Required action |
Looking only at the lines below that contain "screenshot", give the number of them and no other text.

Records for the exercise |

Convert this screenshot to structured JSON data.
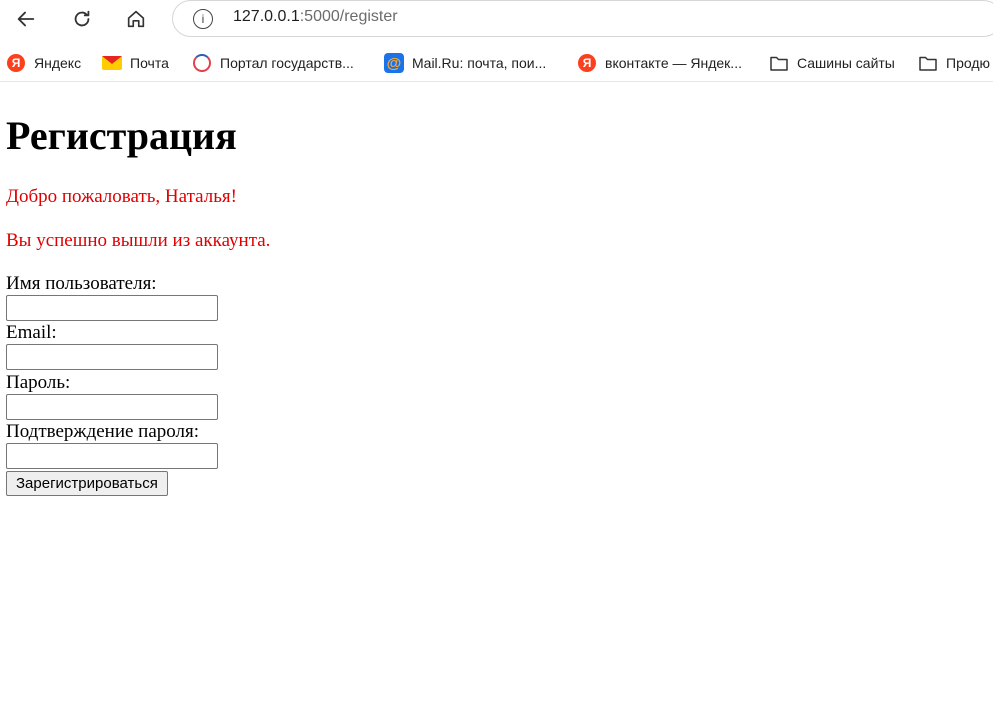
{
  "browser": {
    "url_host": "127.0.0.1",
    "url_rest": ":5000/register",
    "bookmarks": [
      {
        "label": "Яндекс",
        "icon": "yandex-icon"
      },
      {
        "label": "Почта",
        "icon": "mail-icon"
      },
      {
        "label": "Портал государств...",
        "icon": "gosuslugi-icon"
      },
      {
        "label": "Mail.Ru: почта, пои...",
        "icon": "mailru-icon"
      },
      {
        "label": "вконтакте — Яндек...",
        "icon": "yandex-icon"
      },
      {
        "label": "Сашины сайты",
        "icon": "folder-icon"
      },
      {
        "label": "Продю",
        "icon": "folder-icon"
      }
    ]
  },
  "page": {
    "title": "Регистрация",
    "messages": [
      "Добро пожаловать, Наталья!",
      "Вы успешно вышли из аккаунта."
    ],
    "form": {
      "username_label": "Имя пользователя:",
      "username_value": "",
      "email_label": "Email:",
      "email_value": "",
      "password_label": "Пароль:",
      "password_value": "",
      "confirm_label": "Подтверждение пароля:",
      "confirm_value": "",
      "submit_label": "Зарегистрироваться"
    },
    "colors": {
      "message": "#e00000",
      "text": "#000000"
    }
  }
}
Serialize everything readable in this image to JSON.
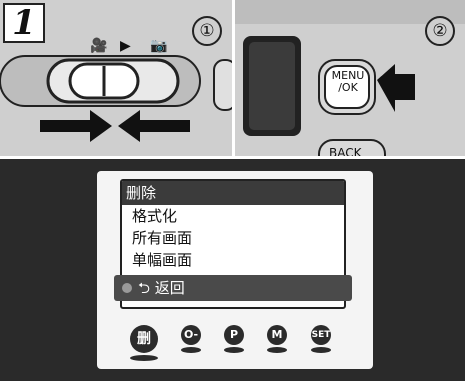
{
  "step": {
    "number": "1"
  },
  "callouts": {
    "one": "①",
    "two": "②"
  },
  "mode_icons": [
    "🎥",
    "▶",
    "📷"
  ],
  "camera_buttons": {
    "menu_ok": "MENU\n/OK",
    "back": "BACK"
  },
  "menu": {
    "title": "删除",
    "items": [
      "格式化",
      "所有画面",
      "单幅画面"
    ],
    "selected_item": "返回"
  },
  "icons": {
    "delete": "删",
    "protect": "O-",
    "print": "P",
    "voice": "M",
    "set": "SET"
  }
}
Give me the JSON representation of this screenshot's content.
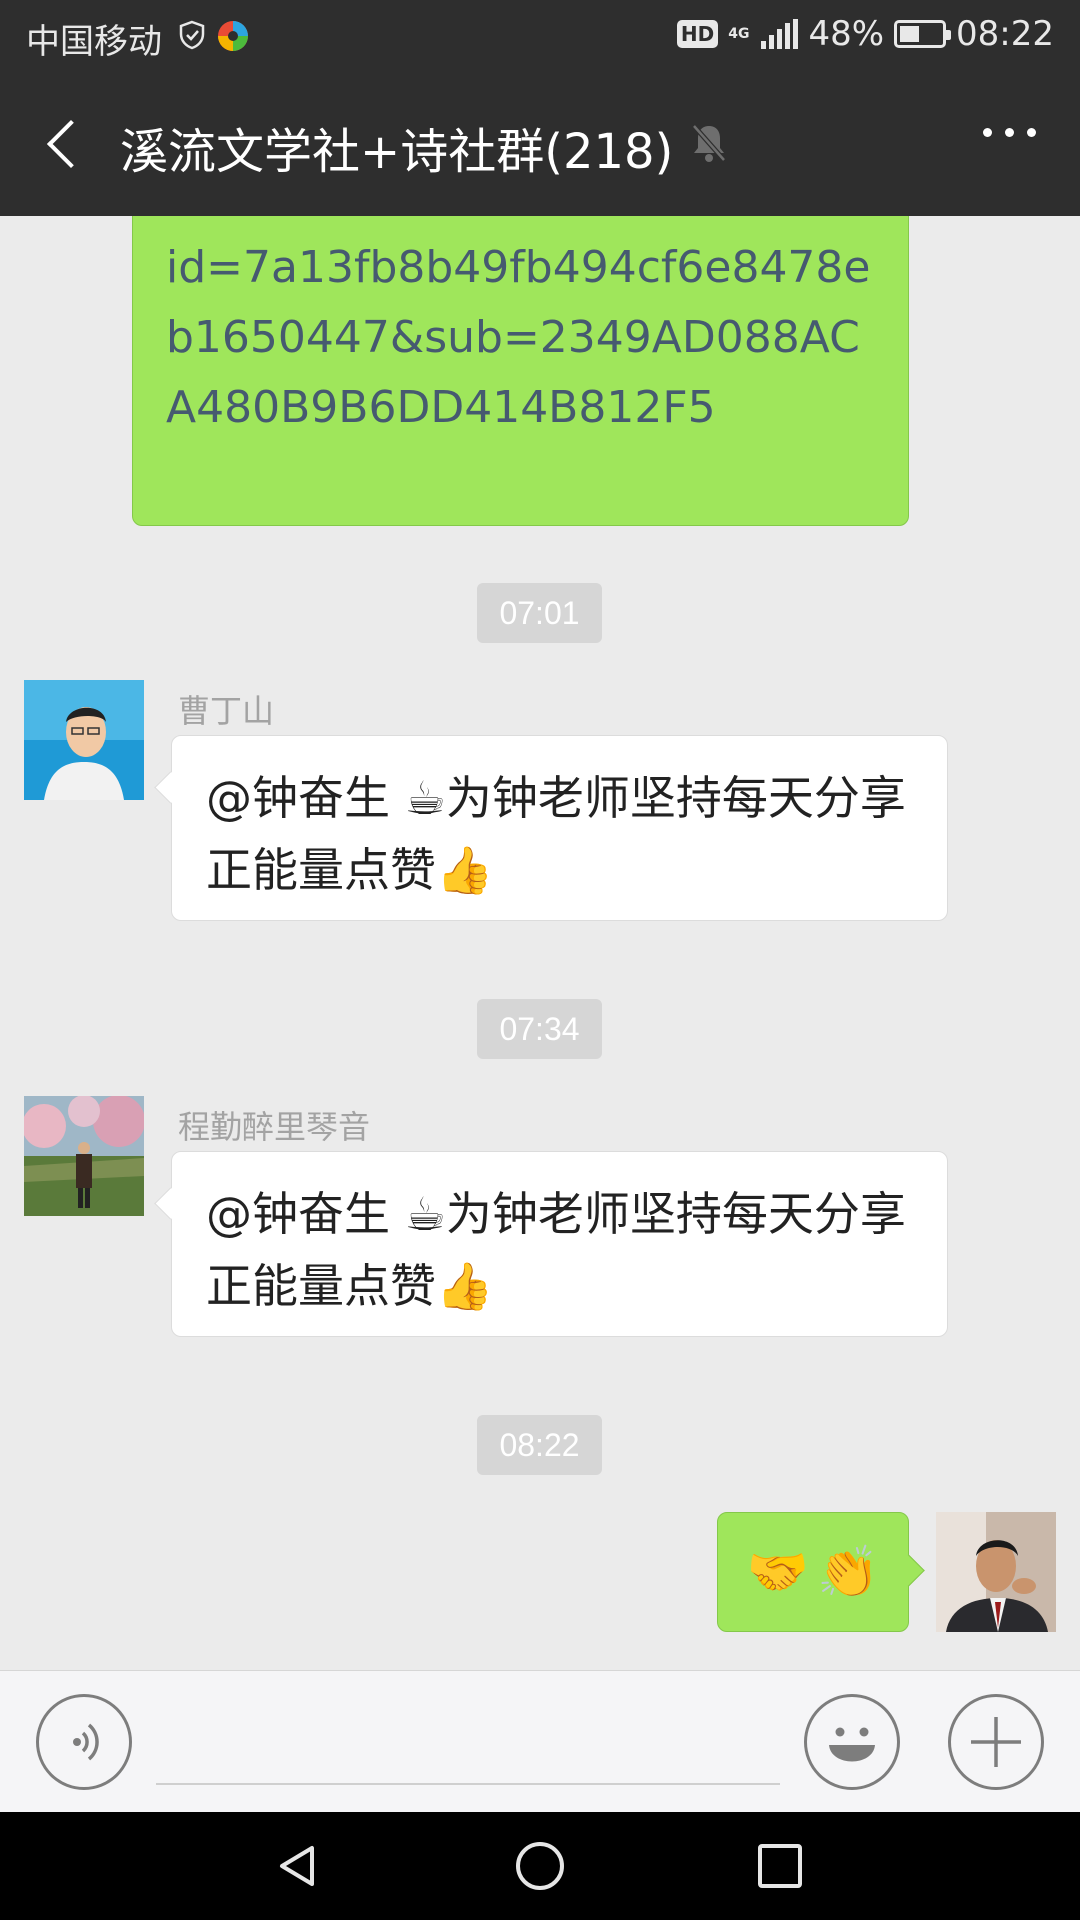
{
  "status_bar": {
    "carrier": "中国移动",
    "network": "4G",
    "hd": "HD",
    "battery_percent": "48%",
    "battery_level": 0.48,
    "time": "08:22"
  },
  "header": {
    "title": "溪流文学社+诗社群(218)",
    "muted": true
  },
  "messages": {
    "link_fragment": "id=7a13fb8b49fb494cf6e8478eb1650447&sub=2349AD088ACA480B9B6DD414B812F5",
    "time1": "07:01",
    "msg1": {
      "sender": "曹丁山",
      "mention": "@钟奋生",
      "coffee": "☕",
      "text": "为钟老师坚持每天分享正能量点赞",
      "thumbs": "👍"
    },
    "time2": "07:34",
    "msg2": {
      "sender": "程勤醉里琴音",
      "mention": "@钟奋生",
      "coffee": "☕",
      "text": "为钟老师坚持每天分享正能量点赞",
      "thumbs": "👍"
    },
    "time3": "08:22",
    "msg3": {
      "handshake": "🤝",
      "clap": "👏"
    }
  },
  "input_bar": {
    "placeholder": ""
  },
  "icons": {
    "back": "back-icon",
    "mute": "bell-off-icon",
    "more": "more-icon",
    "voice": "voice-icon",
    "emoji": "smiley-icon",
    "plus": "plus-icon"
  },
  "colors": {
    "bar_bg": "#2e2e2e",
    "chat_bg": "#ebebeb",
    "sent_bubble": "#9fe65b",
    "link_text": "#465a70"
  }
}
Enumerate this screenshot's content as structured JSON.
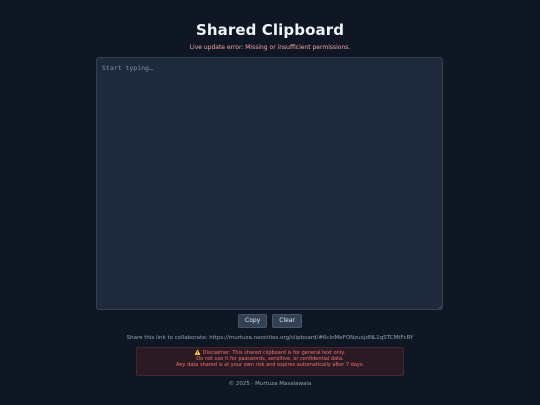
{
  "header": {
    "title": "Shared Clipboard",
    "error": "Live update error: Missing or insufficient permissions."
  },
  "editor": {
    "placeholder": "Start typing…",
    "value": ""
  },
  "buttons": {
    "copy": "Copy",
    "clear": "Clear"
  },
  "share": {
    "prefix": "Share this link to collaborate:",
    "link": "https://murtuza.neocities.org/clipboard/#6cInMeFONzuxjdNL1qSTCMtFcRY"
  },
  "disclaimer": {
    "icon": "warning-icon",
    "line1": "Disclaimer: This shared clipboard is for general text only.",
    "line2": "Do not use it for passwords, sensitive, or confidential data.",
    "line3": "Any data shared is at your own risk and expires automatically after 7 days."
  },
  "footer": {
    "copyright": "© 2025",
    "separator": "·",
    "author": "Murtuza Masalawala"
  },
  "colors": {
    "background": "#0f1724",
    "panel": "#1e293b",
    "error": "#fca5a5",
    "disclaimer_text": "#f87171"
  }
}
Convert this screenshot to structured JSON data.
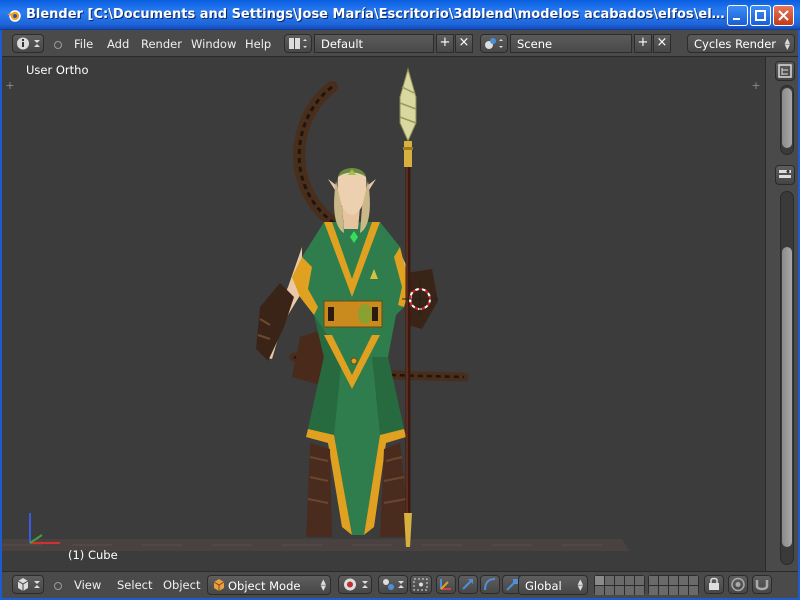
{
  "window": {
    "title": "Blender [C:\\Documents and Settings\\Jose María\\Escritorio\\3dblend\\modelos acabados\\elfos\\elfos solares\\textu..."
  },
  "top_header": {
    "menus": [
      "File",
      "Add",
      "Render",
      "Window",
      "Help"
    ],
    "screen_layout": "Default",
    "scene": "Scene",
    "render_engine": "Cycles Render"
  },
  "viewport": {
    "view_label": "User Ortho",
    "object_label": "(1) Cube"
  },
  "bottom_header": {
    "menus": [
      "View",
      "Select",
      "Object"
    ],
    "mode": "Object Mode",
    "orientation": "Global"
  },
  "colors": {
    "xp_titlebar": "#0a5fe0",
    "blender_header": "#4a4a4a",
    "viewport_bg": "#3c3c3c",
    "robe_green": "#2e7a4a",
    "robe_trim": "#e0a020"
  },
  "icons": {
    "info": "info-icon",
    "screen_layout": "layout-icon",
    "scene": "scene-icon",
    "cube": "cube-icon",
    "cursor": "3d-cursor-icon"
  }
}
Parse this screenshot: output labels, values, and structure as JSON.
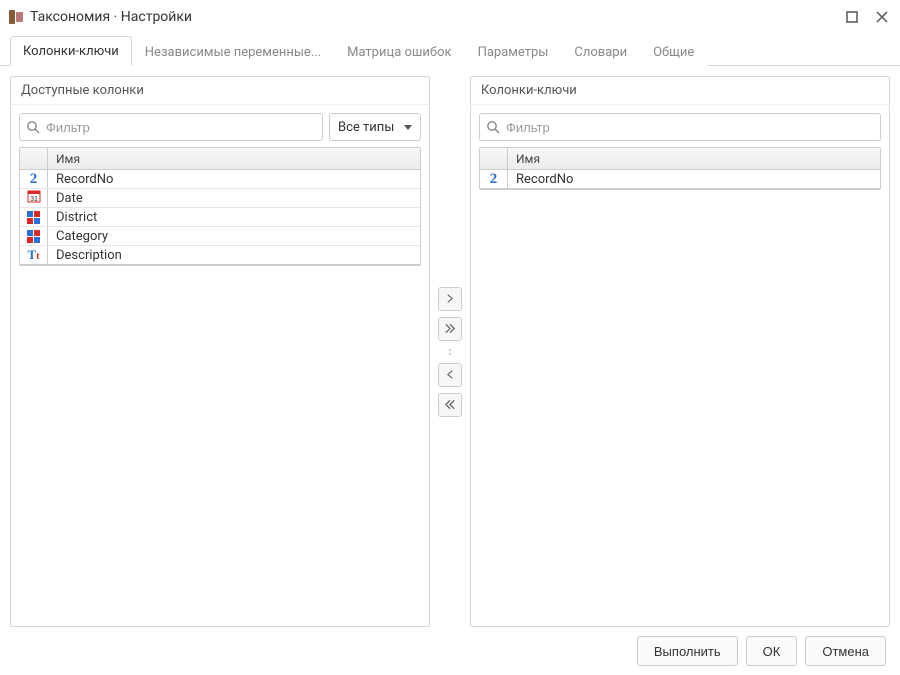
{
  "window": {
    "title": "Таксономия · Настройки"
  },
  "tabs": [
    {
      "label": "Колонки-ключи",
      "active": true
    },
    {
      "label": "Независимые переменные...",
      "active": false
    },
    {
      "label": "Матрица ошибок",
      "active": false
    },
    {
      "label": "Параметры",
      "active": false
    },
    {
      "label": "Словари",
      "active": false
    },
    {
      "label": "Общие",
      "active": false
    }
  ],
  "leftPanel": {
    "title": "Доступные колонки",
    "filterPlaceholder": "Фильтр",
    "typeSelectLabel": "Все типы",
    "columnHeader": "Имя",
    "rows": [
      {
        "icon": "number",
        "name": "RecordNo"
      },
      {
        "icon": "date",
        "name": "Date"
      },
      {
        "icon": "category",
        "name": "District"
      },
      {
        "icon": "category",
        "name": "Category"
      },
      {
        "icon": "text",
        "name": "Description"
      }
    ]
  },
  "rightPanel": {
    "title": "Колонки-ключи",
    "filterPlaceholder": "Фильтр",
    "columnHeader": "Имя",
    "rows": [
      {
        "icon": "number",
        "name": "RecordNo"
      }
    ]
  },
  "footer": {
    "execute": "Выполнить",
    "ok": "ОК",
    "cancel": "Отмена"
  }
}
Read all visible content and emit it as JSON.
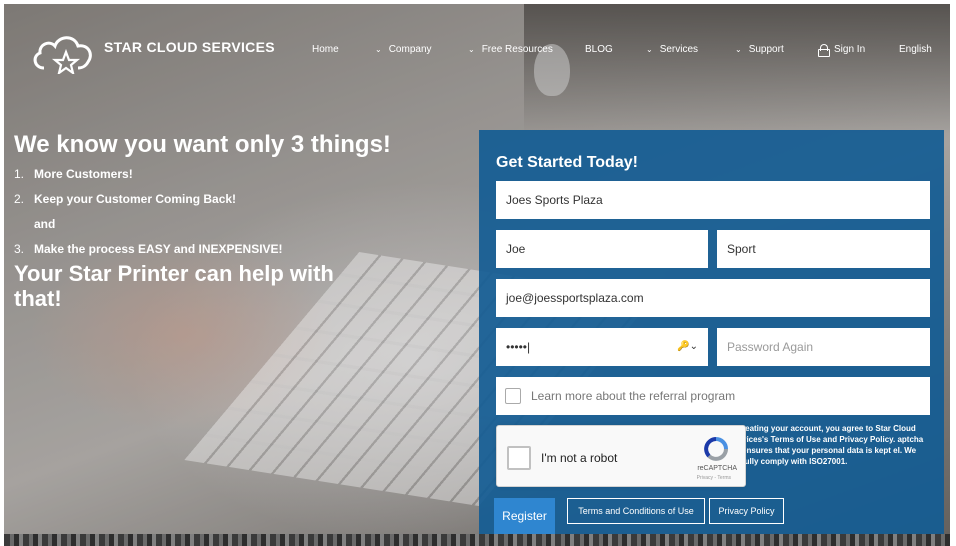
{
  "brand": {
    "name": "STAR CLOUD SERVICES",
    "logo_icon": "cloud-star-icon"
  },
  "nav": {
    "home": "Home",
    "company": "Company",
    "free_resources": "Free Resources",
    "blog": "BLOG",
    "services": "Services",
    "support": "Support",
    "sign_in": "Sign In",
    "language": "English",
    "chevron": "⌄"
  },
  "hero": {
    "headline": "We know you want only 3 things!",
    "items": [
      {
        "num": "1.",
        "text": "More Customers!"
      },
      {
        "num": "2.",
        "text": "Keep your Customer Coming Back!"
      },
      {
        "num": "",
        "text": "and"
      },
      {
        "num": "3.",
        "text": "Make the process EASY and INEXPENSIVE!"
      }
    ],
    "subhead": "Your Star Printer can help with that!"
  },
  "form": {
    "title": "Get Started Today!",
    "company_value": "Joes Sports Plaza",
    "first_name_value": "Joe",
    "last_name_value": "Sport",
    "email_value": "joe@joessportsplaza.com",
    "password_value": "•••••|",
    "password_icon": "🔑⌄",
    "password_again_placeholder": "Password Again",
    "referral_label": "Learn more about the referral program",
    "legal_text": "reating your account, you agree to Star Cloud vices's Terms of Use and Privacy Policy. aptcha ensures that your personal data is kept el. We fully comply with ISO27001.",
    "captcha_label": "I'm not a robot",
    "captcha_brand": "reCAPTCHA",
    "captcha_links": "Privacy - Terms",
    "register_label": "Register",
    "terms_label": "Terms and Conditions of Use",
    "privacy_label": "Privacy Policy"
  },
  "colors": {
    "panel": "#145c94",
    "register": "#2f86d0"
  }
}
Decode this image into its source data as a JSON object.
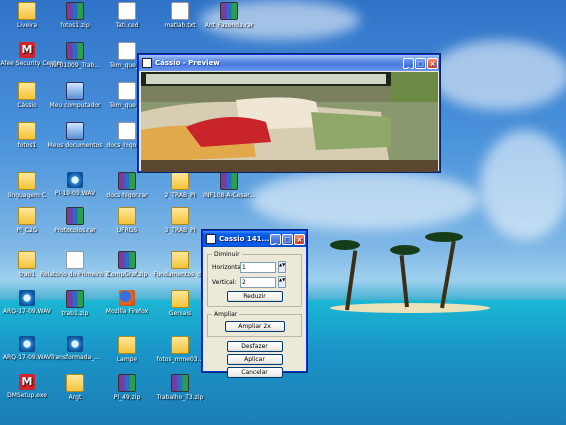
{
  "desktop_icons": [
    {
      "label": "Liveira",
      "icon": "folder-icon"
    },
    {
      "label": "fotos1.zip",
      "icon": "rar-icon"
    },
    {
      "label": "Tati.ced",
      "icon": "document-icon"
    },
    {
      "label": "matlab.txt",
      "icon": "document-icon"
    },
    {
      "label": "Ant_Fazenda.rar",
      "icon": "rar-icon"
    },
    {
      "label": "McAfee Security Center",
      "icon": "mcafee-icon"
    },
    {
      "label": "INF01009_Trab...",
      "icon": "rar-icon"
    },
    {
      "label": "Tem_que_...",
      "icon": "document-icon"
    },
    {
      "label": "Cássio",
      "icon": "folder-icon"
    },
    {
      "label": "Meu computador",
      "icon": "my-computer-icon"
    },
    {
      "label": "Tem_que_...",
      "icon": "document-icon"
    },
    {
      "label": "fotos1",
      "icon": "folder-icon"
    },
    {
      "label": "Meus documentos",
      "icon": "my-documents-icon"
    },
    {
      "label": "docs_higor_...",
      "icon": "document-icon"
    },
    {
      "label": "linguagem C",
      "icon": "folder-icon"
    },
    {
      "label": "PI-19-09.WAV",
      "icon": "wav-icon"
    },
    {
      "label": "docs higor.rar",
      "icon": "rar-icon"
    },
    {
      "label": "2_TRAB_PI",
      "icon": "folder-icon"
    },
    {
      "label": "INF108-A-Cesar...",
      "icon": "rar-icon"
    },
    {
      "label": "PI_C2G",
      "icon": "folder-icon"
    },
    {
      "label": "Protocolos.rar",
      "icon": "rar-icon"
    },
    {
      "label": "UFRGS",
      "icon": "folder-icon"
    },
    {
      "label": "3_TRAB_PI",
      "icon": "folder-icon"
    },
    {
      "label": "trab1",
      "icon": "folder-icon"
    },
    {
      "label": "Relatório do Primeiro Trabal...",
      "icon": "document-icon"
    },
    {
      "label": "CompGraf.zip",
      "icon": "rar-icon"
    },
    {
      "label": "Fundamentos_d...",
      "icon": "folder-icon"
    },
    {
      "label": "ARQ-17-09.WAV",
      "icon": "wav-icon"
    },
    {
      "label": "trab1.zip",
      "icon": "rar-icon"
    },
    {
      "label": "Mozilla Firefox",
      "icon": "firefox-icon"
    },
    {
      "label": "Geniais",
      "icon": "folder-icon"
    },
    {
      "label": "ARQ-17-09.WAV",
      "icon": "wav-icon"
    },
    {
      "label": "Transformada_...",
      "icon": "wav-icon"
    },
    {
      "label": "Lampe",
      "icon": "folder-icon"
    },
    {
      "label": "fotos_mme03...",
      "icon": "folder-icon"
    },
    {
      "label": "DMSetup.exe",
      "icon": "mcafee-icon"
    },
    {
      "label": "Argt",
      "icon": "folder-icon"
    },
    {
      "label": "PI_49.zip",
      "icon": "rar-icon"
    },
    {
      "label": "Trabalho_T3.zip",
      "icon": "rar-icon"
    }
  ],
  "preview_window": {
    "title": "Cássio - Preview",
    "minimize": "_",
    "maximize": "□",
    "close": "×"
  },
  "dialog": {
    "title": "Cassio 141...",
    "minimize": "_",
    "maximize": "□",
    "close": "×",
    "diminuir_label": "Diminuir",
    "horizontal_label": "Horizontal:",
    "horizontal_value": "1",
    "vertical_label": "Vertical:",
    "vertical_value": "2",
    "reduzir_button": "Reduzir",
    "ampliar_label": "Ampliar",
    "ampliar_button": "Ampliar 2x",
    "desfazer_button": "Desfazer",
    "aplicar_button": "Aplicar",
    "cancelar_button": "Cancelar"
  },
  "colors": {
    "titlebar_active": "#0054e3",
    "titlebar_inactive": "#7a9ce8",
    "window_bg": "#ece9d8"
  }
}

Solved problem |
5